**** RECORDS FOR THE TASK ****

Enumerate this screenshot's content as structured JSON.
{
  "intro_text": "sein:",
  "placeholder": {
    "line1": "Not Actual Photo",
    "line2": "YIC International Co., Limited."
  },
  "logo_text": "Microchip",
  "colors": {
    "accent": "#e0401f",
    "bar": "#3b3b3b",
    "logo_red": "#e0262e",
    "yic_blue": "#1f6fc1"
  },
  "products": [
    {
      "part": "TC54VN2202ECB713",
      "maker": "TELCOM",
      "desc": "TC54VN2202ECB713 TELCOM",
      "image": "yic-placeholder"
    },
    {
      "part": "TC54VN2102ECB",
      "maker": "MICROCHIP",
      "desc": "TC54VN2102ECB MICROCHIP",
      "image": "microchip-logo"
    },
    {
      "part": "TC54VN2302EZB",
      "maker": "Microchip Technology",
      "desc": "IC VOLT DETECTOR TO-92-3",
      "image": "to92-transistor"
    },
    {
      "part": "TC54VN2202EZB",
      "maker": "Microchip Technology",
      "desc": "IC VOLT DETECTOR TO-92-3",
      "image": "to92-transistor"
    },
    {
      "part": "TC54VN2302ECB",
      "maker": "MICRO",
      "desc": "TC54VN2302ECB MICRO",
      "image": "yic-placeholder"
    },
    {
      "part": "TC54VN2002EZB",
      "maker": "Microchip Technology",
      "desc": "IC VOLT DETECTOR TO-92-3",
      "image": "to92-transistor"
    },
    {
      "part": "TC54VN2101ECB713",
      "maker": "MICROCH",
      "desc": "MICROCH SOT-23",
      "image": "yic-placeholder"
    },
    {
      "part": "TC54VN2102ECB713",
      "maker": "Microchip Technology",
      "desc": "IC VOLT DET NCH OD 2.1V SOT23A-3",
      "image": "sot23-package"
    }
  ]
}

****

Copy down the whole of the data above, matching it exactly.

Enumerate this screenshot's content as structured JSON.
{
  "intro_text": "sein:",
  "placeholder": {
    "line1": "Not Actual Photo",
    "line2": "YIC International Co., Limited."
  },
  "logo_text": "Microchip",
  "colors": {
    "accent": "#e0401f",
    "bar": "#3b3b3b",
    "logo_red": "#e0262e",
    "yic_blue": "#1f6fc1"
  },
  "products": [
    {
      "part": "TC54VN2202ECB713",
      "maker": "TELCOM",
      "desc": "TC54VN2202ECB713 TELCOM",
      "image": "yic-placeholder"
    },
    {
      "part": "TC54VN2102ECB",
      "maker": "MICROCHIP",
      "desc": "TC54VN2102ECB MICROCHIP",
      "image": "microchip-logo"
    },
    {
      "part": "TC54VN2302EZB",
      "maker": "Microchip Technology",
      "desc": "IC VOLT DETECTOR TO-92-3",
      "image": "to92-transistor"
    },
    {
      "part": "TC54VN2202EZB",
      "maker": "Microchip Technology",
      "desc": "IC VOLT DETECTOR TO-92-3",
      "image": "to92-transistor"
    },
    {
      "part": "TC54VN2302ECB",
      "maker": "MICRO",
      "desc": "TC54VN2302ECB MICRO",
      "image": "yic-placeholder"
    },
    {
      "part": "TC54VN2002EZB",
      "maker": "Microchip Technology",
      "desc": "IC VOLT DETECTOR TO-92-3",
      "image": "to92-transistor"
    },
    {
      "part": "TC54VN2101ECB713",
      "maker": "MICROCH",
      "desc": "MICROCH SOT-23",
      "image": "yic-placeholder"
    },
    {
      "part": "TC54VN2102ECB713",
      "maker": "Microchip Technology",
      "desc": "IC VOLT DET NCH OD 2.1V SOT23A-3",
      "image": "sot23-package"
    }
  ]
}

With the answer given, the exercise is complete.